Academic Program Committee

Chair:  Allison Wilder

The Academic Program Committee will concern itself with the University's long-term plans and strategic initiatives, as well as any major changes or issues requiring particularly extensive study or deliberatios related to the academic mission.

Charges 2018–19

1. Define “Student Success” from an academic point of view, and compare it to the definition
set forth by administrative leadership. Initial Report in October, follow-up as needed.

2. Define UNH’s academic identity now, and survey faculty what they want to university to be
as an academic institution. Working with university leadership and other key stakeholders,
craft a long term strategy to implement that vision and to increase the centrality of the
academic mission of the university. Among possible outcomes are:
      a. Establish a mechanism(s) for promoting collaboration, mutual understanding, and
      shared decision-making across key stakeholders in shaping the future academic
      direction for the University.

      b. Identify areas that can improve the academic climate on campus (including better use
      of classroom space in mornings and Fridays, attention to the problem of alcohol on
      campus, rigor of classes [see self-reported number of hours in classes], and so on).

      c. Analyze grade inflation and/or plot grade distributions among units on campus.
      d. Examine Discovery as the economic driver of curriculum—is it accomplishing its
      goals? Should professional colleges (e.g., PAUL, HHS) be delivering Discovery, or
      ought that reside in COLA and hard sciences?

      e. Consider moving from 4 x 4-credit classes a semester to a 5 x 3-credit system.

      f. Identify, and make recommendations if appropriate and possible, other issues that
      pertain to increasing the academic rigor on campus.

3.   (Assigned on 02/06/2019) - Research and make recommendations if deemed appropriate regarding options for extending the date in which a recently matriculated student (i.e., freshman) is able to drop a course. As you research this issue, consider fall and spring semester as well as j-term and summer sessions.  Background: When CEPS senators met with the CEPS Dean in late 2018 the faculty discussed concerns that UNH’s early semester deadline for dropping a course negatively impacts students who are early in their studies at UNH. Faculty believe that freshman students are less likely to drop a course, even with evidence that they are struggling, because they either don’t know the process or they fear dropping a course will have a negative impact on their college career. The faculty suggested that extending the drop deadline (possibly even to the last week of classes) for students who are early in their academic careers (first 2 semesters at UNH) could improve student retention and success.

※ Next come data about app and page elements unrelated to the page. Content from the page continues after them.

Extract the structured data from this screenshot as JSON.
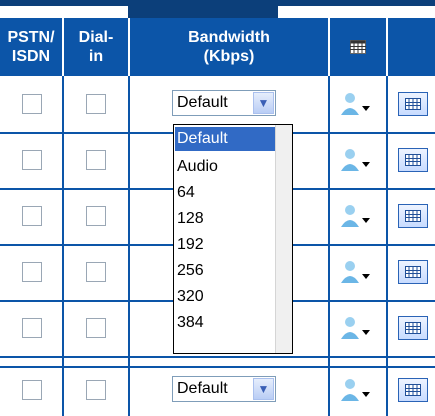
{
  "colors": {
    "header_bg": "#0c55a8",
    "accent": "#316ac5"
  },
  "columns": {
    "pstn": "PSTN/\nISDN",
    "dialin": "Dial-\nin",
    "bandwidth": "Bandwidth\n(Kbps)",
    "calendar_icon": "calendar-grid-icon"
  },
  "rows": [
    {
      "bandwidth_value": "Default"
    },
    {
      "bandwidth_value": ""
    },
    {
      "bandwidth_value": ""
    },
    {
      "bandwidth_value": ""
    },
    {
      "bandwidth_value": ""
    },
    {
      "bandwidth_value": "Default"
    }
  ],
  "dropdown": {
    "selected": "Default",
    "options": [
      "Default",
      "Audio",
      "64",
      "128",
      "192",
      "256",
      "320",
      "384"
    ]
  }
}
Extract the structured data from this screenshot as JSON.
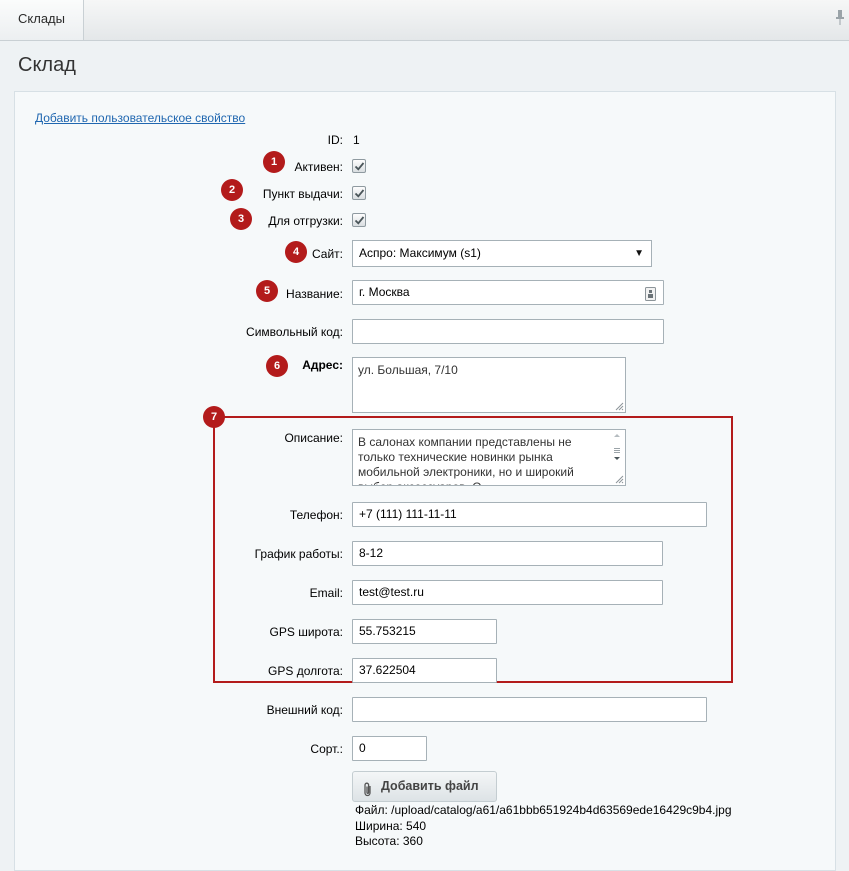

Initial reports as deemed necessary, penultimate report at first meeting in April.

 

Academic Program Committee Members 2018-2019

  • Allison Wilder, Recreational Management & Policy, CHHSNiva Gupta, Chemical Engineering, CEPS
  • Cristy Beemer, English, COLA
  • Xiaowei Teng (Fall 2018 proxy for Niva Gupta) Chemical Engineering, CEPS
  • Chris Neefus, Biological Sciences, COLSA
  • Joe Onosko, Education, COLA
  • James Ramsay, Security Studies, UNH-Manchester
  • Chris Reardon, Political Science, COLA
  • Lucy Salyer, History, COLA
  • Andrew Seal, Economics, PCBE
  • Regina Smick-Attisano, TSAS, COLSA